In this second edition of Life skills and assets, the authors explore practices of proven worth and challenging contexts for interventions.
On the theoretical side, the book examines how life skills and assets are widely used in current discourses in psychology and education. Links with positive psychology, resiliency theory, inclusive education policies and practices, and indigenous knowledge systems, are explored.
On a practical level, the book illustrates the application of the life skills programme in group interventions with diverse participants. It also presents examples of the asset-based approach in research and practice.
Contextually, the challenges of identifying, accessing and mobilising strengths and assets in a milieu characterised by vulnerable children, HIV & Aids, poverty, unemployment and illiteracy are described.
Liesel Ebersöhn is Research Coordinator of HIV & Aids in the Faculty of Education at the University of Pretoria. She is a registered psychologist, supervises master?s and doctoral students and teaches postgraduate students in the Department of Educational Psychology. She has received multiple research awards and has been involved in various research projects, funded by, among others, Unicef, the ABSA Foundation and the ETDP SETA. She was a visiting associate professor and research fellow in the Department of Psychology and the Centre for Interdisciplinary Research in Aids at Yale University. Dr Ebersöhn frequently presents papers at conferences and has published numerous articles, mainly focusing on life skills, psychosocial issues and HIV & Aids, student selection and the asset-based approach. She is the co-editor of a life-skills book with a career facilitation focus, as well as of an introductory text in educational psychology.

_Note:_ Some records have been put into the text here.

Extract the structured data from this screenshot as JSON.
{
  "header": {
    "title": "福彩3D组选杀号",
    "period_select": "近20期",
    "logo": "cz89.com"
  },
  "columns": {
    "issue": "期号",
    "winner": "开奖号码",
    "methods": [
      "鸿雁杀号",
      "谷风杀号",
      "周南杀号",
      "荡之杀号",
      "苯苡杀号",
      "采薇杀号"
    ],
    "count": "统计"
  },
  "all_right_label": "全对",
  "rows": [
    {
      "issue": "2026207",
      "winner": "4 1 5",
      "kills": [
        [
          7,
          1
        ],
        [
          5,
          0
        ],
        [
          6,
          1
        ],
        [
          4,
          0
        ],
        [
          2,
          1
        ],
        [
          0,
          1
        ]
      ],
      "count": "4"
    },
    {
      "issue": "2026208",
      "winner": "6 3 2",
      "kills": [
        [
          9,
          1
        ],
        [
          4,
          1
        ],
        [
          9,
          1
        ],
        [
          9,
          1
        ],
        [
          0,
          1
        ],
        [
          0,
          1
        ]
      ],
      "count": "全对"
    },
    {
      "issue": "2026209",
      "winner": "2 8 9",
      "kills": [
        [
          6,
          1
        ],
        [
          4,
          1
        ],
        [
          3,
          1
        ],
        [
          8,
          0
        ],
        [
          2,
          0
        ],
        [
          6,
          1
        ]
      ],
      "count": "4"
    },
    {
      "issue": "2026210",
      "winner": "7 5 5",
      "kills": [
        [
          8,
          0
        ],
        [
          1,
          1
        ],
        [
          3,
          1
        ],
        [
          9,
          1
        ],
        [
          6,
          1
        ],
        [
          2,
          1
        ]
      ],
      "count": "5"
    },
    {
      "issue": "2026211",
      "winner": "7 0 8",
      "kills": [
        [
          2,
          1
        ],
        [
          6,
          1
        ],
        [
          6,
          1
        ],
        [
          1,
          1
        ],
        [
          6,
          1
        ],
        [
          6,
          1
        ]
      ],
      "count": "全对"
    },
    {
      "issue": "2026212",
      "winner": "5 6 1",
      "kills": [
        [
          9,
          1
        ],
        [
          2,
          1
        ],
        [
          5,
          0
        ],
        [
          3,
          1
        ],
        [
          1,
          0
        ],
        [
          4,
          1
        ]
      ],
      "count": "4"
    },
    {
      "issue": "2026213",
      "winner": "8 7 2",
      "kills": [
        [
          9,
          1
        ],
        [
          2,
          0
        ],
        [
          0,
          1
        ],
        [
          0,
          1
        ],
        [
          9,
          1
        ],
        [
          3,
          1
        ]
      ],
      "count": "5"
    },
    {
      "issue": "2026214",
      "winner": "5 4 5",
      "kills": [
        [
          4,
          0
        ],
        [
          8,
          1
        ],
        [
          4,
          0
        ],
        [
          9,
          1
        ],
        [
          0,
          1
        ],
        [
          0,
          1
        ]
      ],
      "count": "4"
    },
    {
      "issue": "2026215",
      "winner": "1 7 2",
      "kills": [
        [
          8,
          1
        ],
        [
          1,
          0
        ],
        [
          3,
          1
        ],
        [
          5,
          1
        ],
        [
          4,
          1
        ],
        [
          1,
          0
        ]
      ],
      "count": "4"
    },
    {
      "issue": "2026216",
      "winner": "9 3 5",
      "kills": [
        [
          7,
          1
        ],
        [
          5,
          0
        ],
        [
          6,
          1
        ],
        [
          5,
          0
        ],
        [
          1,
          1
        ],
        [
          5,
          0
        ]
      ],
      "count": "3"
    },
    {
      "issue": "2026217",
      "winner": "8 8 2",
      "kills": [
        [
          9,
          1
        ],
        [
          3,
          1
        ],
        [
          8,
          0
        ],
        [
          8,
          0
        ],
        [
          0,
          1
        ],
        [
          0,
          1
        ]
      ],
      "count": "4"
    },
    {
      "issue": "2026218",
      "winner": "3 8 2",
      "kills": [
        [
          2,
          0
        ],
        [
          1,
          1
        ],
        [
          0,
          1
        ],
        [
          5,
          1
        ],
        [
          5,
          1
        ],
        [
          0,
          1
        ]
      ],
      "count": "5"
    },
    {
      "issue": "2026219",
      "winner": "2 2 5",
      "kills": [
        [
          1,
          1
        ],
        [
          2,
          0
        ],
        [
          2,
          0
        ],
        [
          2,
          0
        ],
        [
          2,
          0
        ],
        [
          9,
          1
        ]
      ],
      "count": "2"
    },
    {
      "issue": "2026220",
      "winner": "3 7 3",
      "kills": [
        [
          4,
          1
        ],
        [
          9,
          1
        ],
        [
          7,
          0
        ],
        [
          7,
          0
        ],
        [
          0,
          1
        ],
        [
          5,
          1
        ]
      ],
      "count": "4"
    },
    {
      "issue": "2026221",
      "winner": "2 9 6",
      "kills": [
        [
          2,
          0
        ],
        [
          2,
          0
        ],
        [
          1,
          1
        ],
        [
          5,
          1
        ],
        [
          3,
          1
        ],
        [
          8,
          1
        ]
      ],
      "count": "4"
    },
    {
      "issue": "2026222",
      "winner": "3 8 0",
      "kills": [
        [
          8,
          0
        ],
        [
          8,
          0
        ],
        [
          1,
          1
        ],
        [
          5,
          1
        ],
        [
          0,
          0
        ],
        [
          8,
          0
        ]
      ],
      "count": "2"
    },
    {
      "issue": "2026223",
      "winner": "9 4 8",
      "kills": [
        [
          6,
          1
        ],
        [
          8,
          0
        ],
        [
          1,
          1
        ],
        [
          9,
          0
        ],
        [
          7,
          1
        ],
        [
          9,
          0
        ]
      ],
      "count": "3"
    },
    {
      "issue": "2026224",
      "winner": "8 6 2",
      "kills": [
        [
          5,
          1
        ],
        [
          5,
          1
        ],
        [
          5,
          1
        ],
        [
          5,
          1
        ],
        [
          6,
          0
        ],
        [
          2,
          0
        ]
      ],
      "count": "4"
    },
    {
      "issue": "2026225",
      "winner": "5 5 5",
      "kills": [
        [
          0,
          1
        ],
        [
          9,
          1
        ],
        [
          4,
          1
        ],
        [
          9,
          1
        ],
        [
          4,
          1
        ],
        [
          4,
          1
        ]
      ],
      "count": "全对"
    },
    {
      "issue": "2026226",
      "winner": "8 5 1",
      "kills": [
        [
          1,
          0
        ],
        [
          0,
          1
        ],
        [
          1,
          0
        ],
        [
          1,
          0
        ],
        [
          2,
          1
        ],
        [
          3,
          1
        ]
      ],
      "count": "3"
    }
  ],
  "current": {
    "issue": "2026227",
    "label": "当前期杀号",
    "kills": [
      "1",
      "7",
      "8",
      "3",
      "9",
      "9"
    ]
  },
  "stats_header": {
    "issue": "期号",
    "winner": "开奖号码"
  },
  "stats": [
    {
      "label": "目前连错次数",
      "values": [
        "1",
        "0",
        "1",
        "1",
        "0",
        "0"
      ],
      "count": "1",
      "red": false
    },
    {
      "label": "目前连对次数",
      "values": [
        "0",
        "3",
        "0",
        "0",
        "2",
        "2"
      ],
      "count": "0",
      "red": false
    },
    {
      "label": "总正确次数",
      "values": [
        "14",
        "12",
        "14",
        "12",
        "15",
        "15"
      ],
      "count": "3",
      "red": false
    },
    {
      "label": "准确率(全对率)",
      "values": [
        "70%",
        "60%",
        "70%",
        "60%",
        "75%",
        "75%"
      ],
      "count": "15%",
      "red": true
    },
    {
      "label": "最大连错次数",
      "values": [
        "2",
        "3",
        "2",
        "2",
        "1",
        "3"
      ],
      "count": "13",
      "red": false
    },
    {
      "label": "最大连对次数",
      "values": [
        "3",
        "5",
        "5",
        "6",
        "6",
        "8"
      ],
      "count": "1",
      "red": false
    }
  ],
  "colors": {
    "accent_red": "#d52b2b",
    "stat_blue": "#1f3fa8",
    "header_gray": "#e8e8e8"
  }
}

Irma Eloff is an associate professor in and also Head of the Department of Educational Psychology at the University of Pretoria. She has won numerous awards for her research in educational psychology and her work is regularly published in international and accredited journals. She was a visiting associate professor in the Department of Psychology at Yale University in 2001 and 2002. During her academic career she has supervised more than 30 master’s and doctoral students to completion.